_Problem details_
Each record should be set down again so that it matches the original exactly.
*** Records supplied ***
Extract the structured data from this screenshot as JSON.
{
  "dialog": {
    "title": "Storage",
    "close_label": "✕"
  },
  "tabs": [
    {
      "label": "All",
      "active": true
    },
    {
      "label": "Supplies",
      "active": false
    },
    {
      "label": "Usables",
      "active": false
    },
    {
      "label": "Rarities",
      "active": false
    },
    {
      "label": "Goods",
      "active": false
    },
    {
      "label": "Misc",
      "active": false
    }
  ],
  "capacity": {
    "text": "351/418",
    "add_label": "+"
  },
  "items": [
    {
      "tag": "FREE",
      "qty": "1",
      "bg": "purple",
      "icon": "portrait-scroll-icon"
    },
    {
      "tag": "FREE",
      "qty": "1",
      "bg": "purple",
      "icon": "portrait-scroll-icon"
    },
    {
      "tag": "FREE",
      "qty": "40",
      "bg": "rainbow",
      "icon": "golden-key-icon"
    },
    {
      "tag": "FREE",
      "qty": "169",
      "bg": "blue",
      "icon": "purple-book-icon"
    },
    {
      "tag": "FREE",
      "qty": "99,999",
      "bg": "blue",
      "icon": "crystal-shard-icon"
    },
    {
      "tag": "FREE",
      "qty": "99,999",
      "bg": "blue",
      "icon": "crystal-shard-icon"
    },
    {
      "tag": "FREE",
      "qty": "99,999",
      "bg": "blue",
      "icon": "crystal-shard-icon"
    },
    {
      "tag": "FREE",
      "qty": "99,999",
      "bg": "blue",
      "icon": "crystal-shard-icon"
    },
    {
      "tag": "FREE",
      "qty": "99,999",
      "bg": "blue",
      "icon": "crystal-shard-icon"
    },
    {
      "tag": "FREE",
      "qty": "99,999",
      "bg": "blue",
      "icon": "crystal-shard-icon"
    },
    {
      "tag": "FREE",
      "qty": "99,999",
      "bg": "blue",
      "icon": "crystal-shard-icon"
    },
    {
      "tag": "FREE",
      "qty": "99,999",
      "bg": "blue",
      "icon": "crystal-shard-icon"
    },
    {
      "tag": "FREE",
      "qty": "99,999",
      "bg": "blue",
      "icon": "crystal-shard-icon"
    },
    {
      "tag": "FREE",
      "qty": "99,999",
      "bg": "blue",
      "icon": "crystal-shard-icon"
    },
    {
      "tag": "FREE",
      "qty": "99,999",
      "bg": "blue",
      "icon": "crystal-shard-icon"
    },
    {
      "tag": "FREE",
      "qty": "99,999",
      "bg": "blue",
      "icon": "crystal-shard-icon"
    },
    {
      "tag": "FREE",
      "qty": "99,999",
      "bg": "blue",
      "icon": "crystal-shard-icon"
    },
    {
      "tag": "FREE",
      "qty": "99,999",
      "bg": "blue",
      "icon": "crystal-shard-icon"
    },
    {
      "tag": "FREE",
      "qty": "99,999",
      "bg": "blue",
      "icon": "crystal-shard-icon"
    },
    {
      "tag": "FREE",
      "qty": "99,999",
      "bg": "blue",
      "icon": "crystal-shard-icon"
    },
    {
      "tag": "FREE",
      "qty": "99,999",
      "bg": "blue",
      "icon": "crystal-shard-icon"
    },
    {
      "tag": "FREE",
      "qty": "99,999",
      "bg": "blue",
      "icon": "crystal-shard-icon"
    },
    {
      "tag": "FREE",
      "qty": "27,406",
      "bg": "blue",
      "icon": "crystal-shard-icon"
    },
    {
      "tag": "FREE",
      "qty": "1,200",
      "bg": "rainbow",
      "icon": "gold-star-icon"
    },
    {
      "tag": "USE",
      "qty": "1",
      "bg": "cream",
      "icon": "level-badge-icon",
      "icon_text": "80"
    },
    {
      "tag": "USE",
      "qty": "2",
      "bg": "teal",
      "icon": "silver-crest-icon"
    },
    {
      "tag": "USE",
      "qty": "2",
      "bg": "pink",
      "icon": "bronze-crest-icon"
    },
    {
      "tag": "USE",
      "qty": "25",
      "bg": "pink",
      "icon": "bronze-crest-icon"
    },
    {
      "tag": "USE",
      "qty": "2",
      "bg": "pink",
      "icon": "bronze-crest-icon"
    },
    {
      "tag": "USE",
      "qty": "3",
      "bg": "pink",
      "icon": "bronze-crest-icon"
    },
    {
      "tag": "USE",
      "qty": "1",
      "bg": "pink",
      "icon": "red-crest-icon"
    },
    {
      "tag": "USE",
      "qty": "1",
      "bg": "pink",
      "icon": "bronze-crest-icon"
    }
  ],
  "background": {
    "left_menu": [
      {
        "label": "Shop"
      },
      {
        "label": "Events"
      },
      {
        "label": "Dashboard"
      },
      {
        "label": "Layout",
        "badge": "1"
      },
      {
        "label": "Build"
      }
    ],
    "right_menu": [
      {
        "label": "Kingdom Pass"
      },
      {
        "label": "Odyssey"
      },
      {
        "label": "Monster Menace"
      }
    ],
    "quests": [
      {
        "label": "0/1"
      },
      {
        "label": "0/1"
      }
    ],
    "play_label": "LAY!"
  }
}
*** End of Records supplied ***
_Exercise solution_
Extract the structured data from this screenshot as JSON.
{
  "dialog": {
    "title": "Storage",
    "close_label": "✕"
  },
  "tabs": [
    {
      "label": "All",
      "active": true
    },
    {
      "label": "Supplies",
      "active": false
    },
    {
      "label": "Usables",
      "active": false
    },
    {
      "label": "Rarities",
      "active": false
    },
    {
      "label": "Goods",
      "active": false
    },
    {
      "label": "Misc",
      "active": false
    }
  ],
  "capacity": {
    "text": "351/418",
    "add_label": "+"
  },
  "items": [
    {
      "tag": "FREE",
      "qty": "1",
      "bg": "purple",
      "icon": "portrait-scroll-icon"
    },
    {
      "tag": "FREE",
      "qty": "1",
      "bg": "purple",
      "icon": "portrait-scroll-icon"
    },
    {
      "tag": "FREE",
      "qty": "40",
      "bg": "rainbow",
      "icon": "golden-key-icon"
    },
    {
      "tag": "FREE",
      "qty": "169",
      "bg": "blue",
      "icon": "purple-book-icon"
    },
    {
      "tag": "FREE",
      "qty": "99,999",
      "bg": "blue",
      "icon": "crystal-shard-icon"
    },
    {
      "tag": "FREE",
      "qty": "99,999",
      "bg": "blue",
      "icon": "crystal-shard-icon"
    },
    {
      "tag": "FREE",
      "qty": "99,999",
      "bg": "blue",
      "icon": "crystal-shard-icon"
    },
    {
      "tag": "FREE",
      "qty": "99,999",
      "bg": "blue",
      "icon": "crystal-shard-icon"
    },
    {
      "tag": "FREE",
      "qty": "99,999",
      "bg": "blue",
      "icon": "crystal-shard-icon"
    },
    {
      "tag": "FREE",
      "qty": "99,999",
      "bg": "blue",
      "icon": "crystal-shard-icon"
    },
    {
      "tag": "FREE",
      "qty": "99,999",
      "bg": "blue",
      "icon": "crystal-shard-icon"
    },
    {
      "tag": "FREE",
      "qty": "99,999",
      "bg": "blue",
      "icon": "crystal-shard-icon"
    },
    {
      "tag": "FREE",
      "qty": "99,999",
      "bg": "blue",
      "icon": "crystal-shard-icon"
    },
    {
      "tag": "FREE",
      "qty": "99,999",
      "bg": "blue",
      "icon": "crystal-shard-icon"
    },
    {
      "tag": "FREE",
      "qty": "99,999",
      "bg": "blue",
      "icon": "crystal-shard-icon"
    },
    {
      "tag": "FREE",
      "qty": "99,999",
      "bg": "blue",
      "icon": "crystal-shard-icon"
    },
    {
      "tag": "FREE",
      "qty": "99,999",
      "bg": "blue",
      "icon": "crystal-shard-icon"
    },
    {
      "tag": "FREE",
      "qty": "99,999",
      "bg": "blue",
      "icon": "crystal-shard-icon"
    },
    {
      "tag": "FREE",
      "qty": "99,999",
      "bg": "blue",
      "icon": "crystal-shard-icon"
    },
    {
      "tag": "FREE",
      "qty": "99,999",
      "bg": "blue",
      "icon": "crystal-shard-icon"
    },
    {
      "tag": "FREE",
      "qty": "99,999",
      "bg": "blue",
      "icon": "crystal-shard-icon"
    },
    {
      "tag": "FREE",
      "qty": "99,999",
      "bg": "blue",
      "icon": "crystal-shard-icon"
    },
    {
      "tag": "FREE",
      "qty": "27,406",
      "bg": "blue",
      "icon": "crystal-shard-icon"
    },
    {
      "tag": "FREE",
      "qty": "1,200",
      "bg": "rainbow",
      "icon": "gold-star-icon"
    },
    {
      "tag": "USE",
      "qty": "1",
      "bg": "cream",
      "icon": "level-badge-icon",
      "icon_text": "80"
    },
    {
      "tag": "USE",
      "qty": "2",
      "bg": "teal",
      "icon": "silver-crest-icon"
    },
    {
      "tag": "USE",
      "qty": "2",
      "bg": "pink",
      "icon": "bronze-crest-icon"
    },
    {
      "tag": "USE",
      "qty": "25",
      "bg": "pink",
      "icon": "bronze-crest-icon"
    },
    {
      "tag": "USE",
      "qty": "2",
      "bg": "pink",
      "icon": "bronze-crest-icon"
    },
    {
      "tag": "USE",
      "qty": "3",
      "bg": "pink",
      "icon": "bronze-crest-icon"
    },
    {
      "tag": "USE",
      "qty": "1",
      "bg": "pink",
      "icon": "red-crest-icon"
    },
    {
      "tag": "USE",
      "qty": "1",
      "bg": "pink",
      "icon": "bronze-crest-icon"
    }
  ],
  "background": {
    "left_menu": [
      {
        "label": "Shop"
      },
      {
        "label": "Events"
      },
      {
        "label": "Dashboard"
      },
      {
        "label": "Layout",
        "badge": "1"
      },
      {
        "label": "Build"
      }
    ],
    "right_menu": [
      {
        "label": "Kingdom Pass"
      },
      {
        "label": "Odyssey"
      },
      {
        "label": "Monster Menace"
      }
    ],
    "quests": [
      {
        "label": "0/1"
      },
      {
        "label": "0/1"
      }
    ],
    "play_label": "LAY!"
  }
}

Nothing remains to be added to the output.